Element data from apps and pages:
##########

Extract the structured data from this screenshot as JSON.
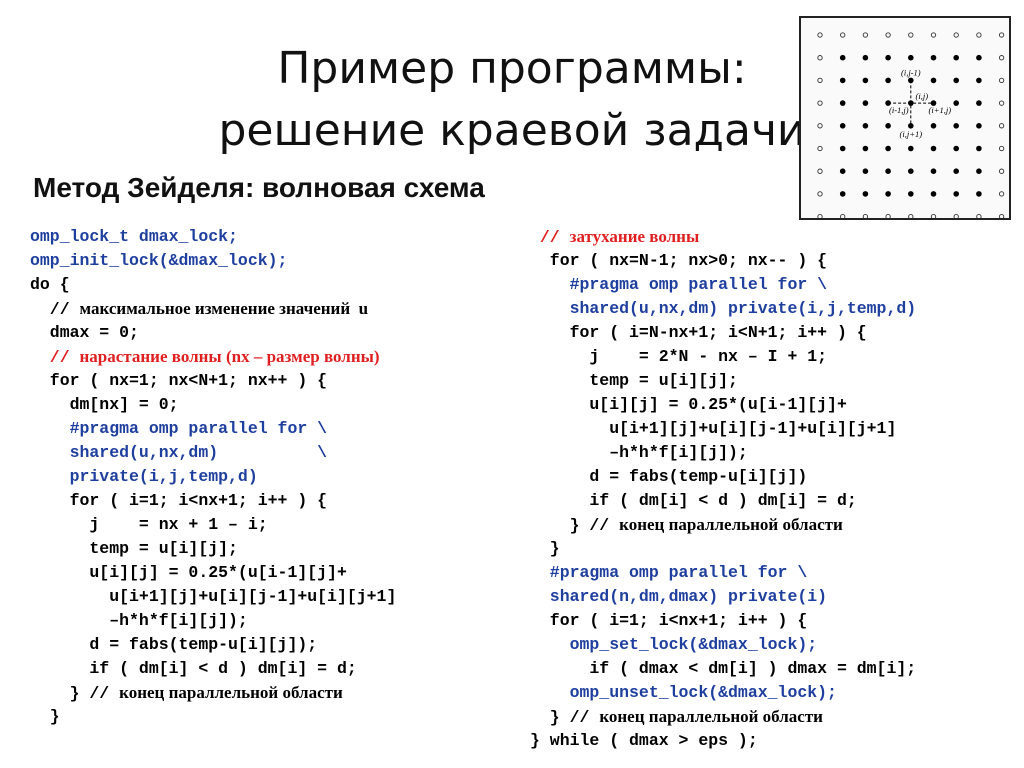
{
  "slide": {
    "title_line1": "Пример программы:",
    "title_line2": "решение краевой задачи",
    "subtitle": "Метод Зейделя: волновая схема"
  },
  "diagram": {
    "labels": {
      "top": "(i,j-1)",
      "center": "(i,j)",
      "left": "(i-1,j)",
      "right": "(i+1,j)",
      "bottom": "(i,j+1)"
    },
    "grid_size": 9
  },
  "colors": {
    "code_blue": "#1f3f9f",
    "comment_red": "#e02020",
    "text": "#000000"
  },
  "left_code": [
    {
      "indent": 0,
      "style": "blue",
      "text": "omp_lock_t dmax_lock;"
    },
    {
      "indent": 0,
      "style": "blue",
      "text": "omp_init_lock(&dmax_lock);"
    },
    {
      "indent": 0,
      "style": "plain",
      "text": "do {"
    },
    {
      "indent": 1,
      "style": "comment",
      "code": "// ",
      "text": "максимальное изменение значений  u"
    },
    {
      "indent": 1,
      "style": "plain",
      "text": "dmax = 0;"
    },
    {
      "indent": 1,
      "style": "redcomment",
      "code": "// ",
      "text": "нарастание волны (nx – размер волны)"
    },
    {
      "indent": 1,
      "style": "plain",
      "text": "for ( nx=1; nx<N+1; nx++ ) {"
    },
    {
      "indent": 2,
      "style": "plain",
      "text": "dm[nx] = 0;"
    },
    {
      "indent": 2,
      "style": "blue",
      "text": "#pragma omp parallel for \\"
    },
    {
      "indent": 2,
      "style": "blue",
      "text": "shared(u,nx,dm)          \\"
    },
    {
      "indent": 2,
      "style": "blue",
      "text": "private(i,j,temp,d)"
    },
    {
      "indent": 2,
      "style": "plain",
      "text": "for ( i=1; i<nx+1; i++ ) {"
    },
    {
      "indent": 3,
      "style": "plain",
      "text": "j    = nx + 1 – i;"
    },
    {
      "indent": 3,
      "style": "plain",
      "text": "temp = u[i][j];"
    },
    {
      "indent": 3,
      "style": "plain",
      "text": "u[i][j] = 0.25*(u[i-1][j]+"
    },
    {
      "indent": 4,
      "style": "plain",
      "text": "u[i+1][j]+u[i][j-1]+u[i][j+1]"
    },
    {
      "indent": 4,
      "style": "plain",
      "text": "–h*h*f[i][j]);"
    },
    {
      "indent": 3,
      "style": "plain",
      "text": "d = fabs(temp-u[i][j]);"
    },
    {
      "indent": 3,
      "style": "plain",
      "text": "if ( dm[i] < d ) dm[i] = d;"
    },
    {
      "indent": 2,
      "style": "comment",
      "code": "} // ",
      "text": "конец параллельной области"
    },
    {
      "indent": 1,
      "style": "plain",
      "text": "}"
    }
  ],
  "right_code": [
    {
      "indent": 0,
      "style": "redcomment",
      "code": " // ",
      "text": "затухание волны"
    },
    {
      "indent": 1,
      "style": "plain",
      "text": "for ( nx=N-1; nx>0; nx-- ) {"
    },
    {
      "indent": 2,
      "style": "blue",
      "text": "#pragma omp parallel for \\"
    },
    {
      "indent": 2,
      "style": "blue",
      "text": "shared(u,nx,dm) private(i,j,temp,d)"
    },
    {
      "indent": 2,
      "style": "plain",
      "text": "for ( i=N-nx+1; i<N+1; i++ ) {"
    },
    {
      "indent": 3,
      "style": "plain",
      "text": "j    = 2*N - nx – I + 1;"
    },
    {
      "indent": 3,
      "style": "plain",
      "text": "temp = u[i][j];"
    },
    {
      "indent": 3,
      "style": "plain",
      "text": "u[i][j] = 0.25*(u[i-1][j]+"
    },
    {
      "indent": 4,
      "style": "plain",
      "text": "u[i+1][j]+u[i][j-1]+u[i][j+1]"
    },
    {
      "indent": 4,
      "style": "plain",
      "text": "–h*h*f[i][j]);"
    },
    {
      "indent": 3,
      "style": "plain",
      "text": "d = fabs(temp-u[i][j])"
    },
    {
      "indent": 3,
      "style": "plain",
      "text": "if ( dm[i] < d ) dm[i] = d;"
    },
    {
      "indent": 2,
      "style": "comment",
      "code": "} // ",
      "text": "конец параллельной области"
    },
    {
      "indent": 1,
      "style": "plain",
      "text": "}"
    },
    {
      "indent": 1,
      "style": "blue",
      "text": "#pragma omp parallel for \\"
    },
    {
      "indent": 1,
      "style": "blue",
      "text": "shared(n,dm,dmax) private(i)"
    },
    {
      "indent": 1,
      "style": "plain",
      "text": "for ( i=1; i<nx+1; i++ ) {"
    },
    {
      "indent": 2,
      "style": "blue",
      "text": "omp_set_lock(&dmax_lock);"
    },
    {
      "indent": 3,
      "style": "plain",
      "text": "if ( dmax < dm[i] ) dmax = dm[i];"
    },
    {
      "indent": 2,
      "style": "blue",
      "text": "omp_unset_lock(&dmax_lock);"
    },
    {
      "indent": 1,
      "style": "comment",
      "code": "} // ",
      "text": "конец параллельной области"
    },
    {
      "indent": 0,
      "style": "plain",
      "text": "} while ( dmax > eps );"
    }
  ]
}
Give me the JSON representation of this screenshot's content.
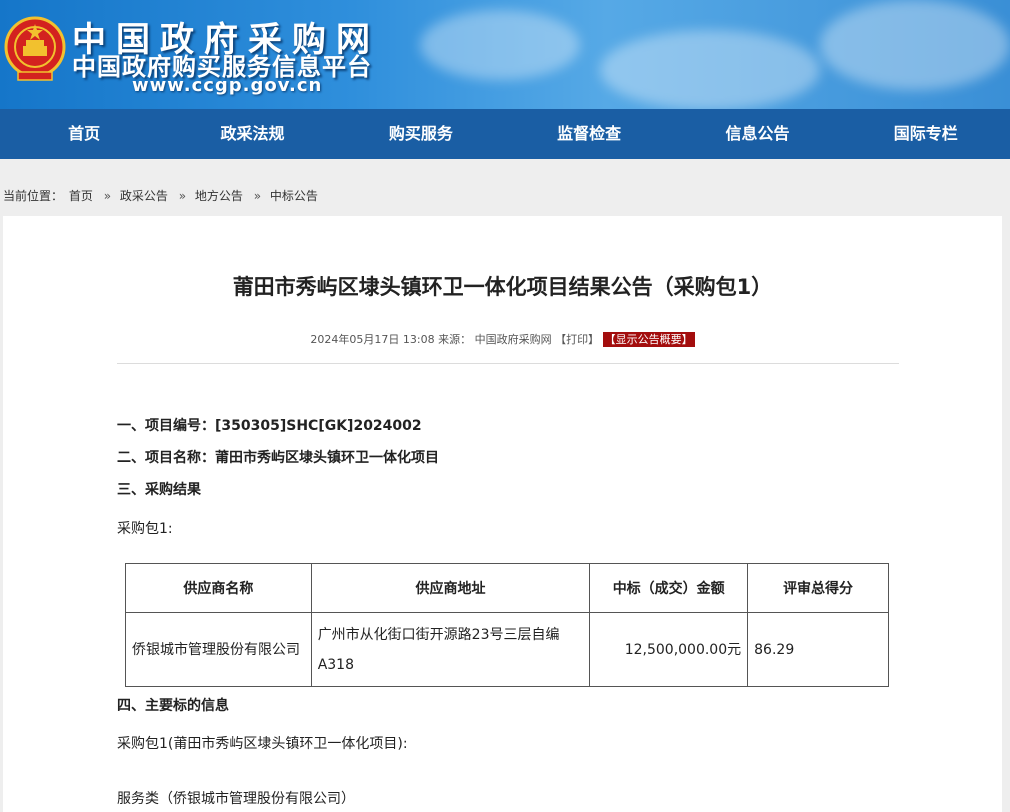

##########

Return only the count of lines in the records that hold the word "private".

■ **Exercise result**
3